He was not a colleague. I put the list on the internet because the police knew I still had it. They could have only got that information from Tom Watson who later claims he only met Mr Fay two months after Dec 2012 (in this article it is evident in the inaccuracy in the timeline for any fool to see). 


So either Watson is lying, the police were lying and or the whole thing is a NAYPIC sabotage since we were in a lucrative court case over our HQ at the time of the police raid at my premises which produced the list and all the log books at the guest house to which were given to NAYPIC by Carol Cazier before she was murdered. 

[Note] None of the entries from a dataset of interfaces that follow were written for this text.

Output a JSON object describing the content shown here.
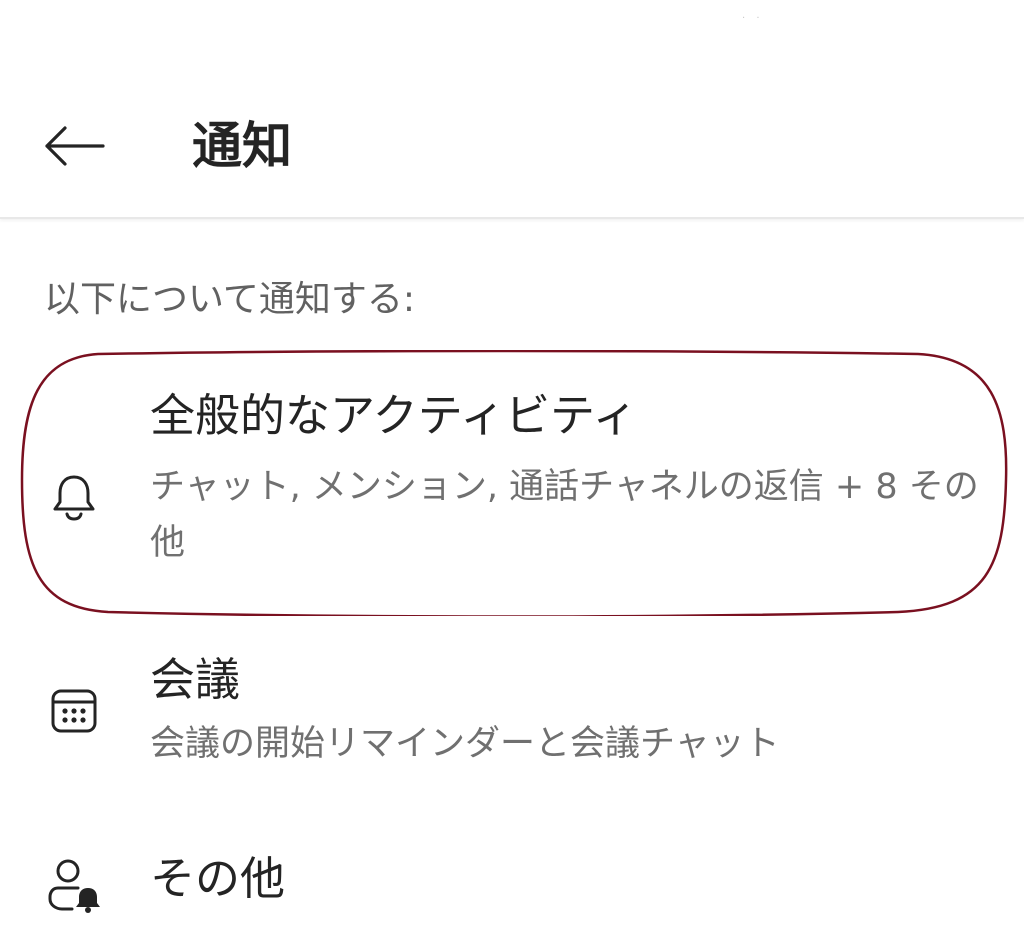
{
  "status_bar": {
    "indicator": "· ·"
  },
  "header": {
    "back_icon": "arrow-left-icon",
    "title": "通知"
  },
  "section": {
    "label": "以下について通知する:"
  },
  "items": [
    {
      "icon": "bell-icon",
      "title": "全般的なアクティビティ",
      "description": "チャット, メンション, 通話チャネルの返信 + 8 その他"
    },
    {
      "icon": "calendar-icon",
      "title": "会議",
      "description": "会議の開始リマインダーと会議チャット"
    },
    {
      "icon": "person-bell-icon",
      "title": "その他",
      "description": ""
    }
  ],
  "colors": {
    "highlight_ring": "#7a1020",
    "title_text": "#242424",
    "secondary_text": "#707070",
    "section_text": "#616161"
  }
}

Sixth inaccuracy; He added: “It was so wrong to put that list online. It starts with hunts. That list could have encouraged people to make up claims.” 



The sensitive data with the list as well as log books from the guest house and banking slips etc, were taken from me by police in a dawn raid on my house and I only circulated the documents because they could have been buried. 

It was serial complex knowledge, I felt should be put into the public domain at the time rather than in police hands only, whom had no more right to the information as did the public, until such time as the information was investigated by NAYPIC who would then bring about court proceedings and protection for witnesses, instead of what turned out to be a shambles. 



Independent Press Standards Organisation - Our reference [IPSO: #12767-17#]
Lauren Hay <lauren.hay@ipso.co.uk>
Wed 31/05, 13:32You

Dear Ms Moss,
I write further to our earlier email. 
You have contacted the Independent Press Standards Organisation (IPSO), the independent regulator for the newspaper and magazine industry in the UK. We uphold the highest standards of journalism by monitoring and maintaining the requirements set out in the Editors' Code of Practice, and provide support and redress for individuals seeking to complain about breaches of the Code. 
IPSO accepts complaints which have been submitted, either directly to IPSO or to the publication, within four months from the date of the first publication of the article complained of. In the case of an online article which remains accessible to the public on the publication’s website, IPSO may consider complaints within 12 months of the date of its first publication. IPSO will, however, take into account the length of time since the publication of the article, as a delay in complaining may have an effect on IPSO’s ability to fully investigate or adjudicate on a complaint. 
It appears that the article you have complained about falls outside this time period and we will not, therefore, be able to assist you further with this matter. I would suggest that the best way to proceed would be, if you have not already done so, to contact the publication directly about this matter. 
With best wishes,
Lauren Hay
Systems Co-ordinator

IPSO
Gate House
1 Farringdon Street
London
EC4M 7LG
Tel: 0300 123 2220
Website: www.ipso.co.uk
IPSO is the independent regulator of the newspaper and magazine industry. We exist to promote and uphold the highest professional standards of journalism in the UK, and to support members of the public in seeking redress where they believe that the Editors' Code of Practice has been breached. We are able to consider concerns about editorial content in newspapers and magazines, and about the conduct of journalists.


PS and from what I know of Fay, I don't doubt the sabotage came partly from him and his cohorts too.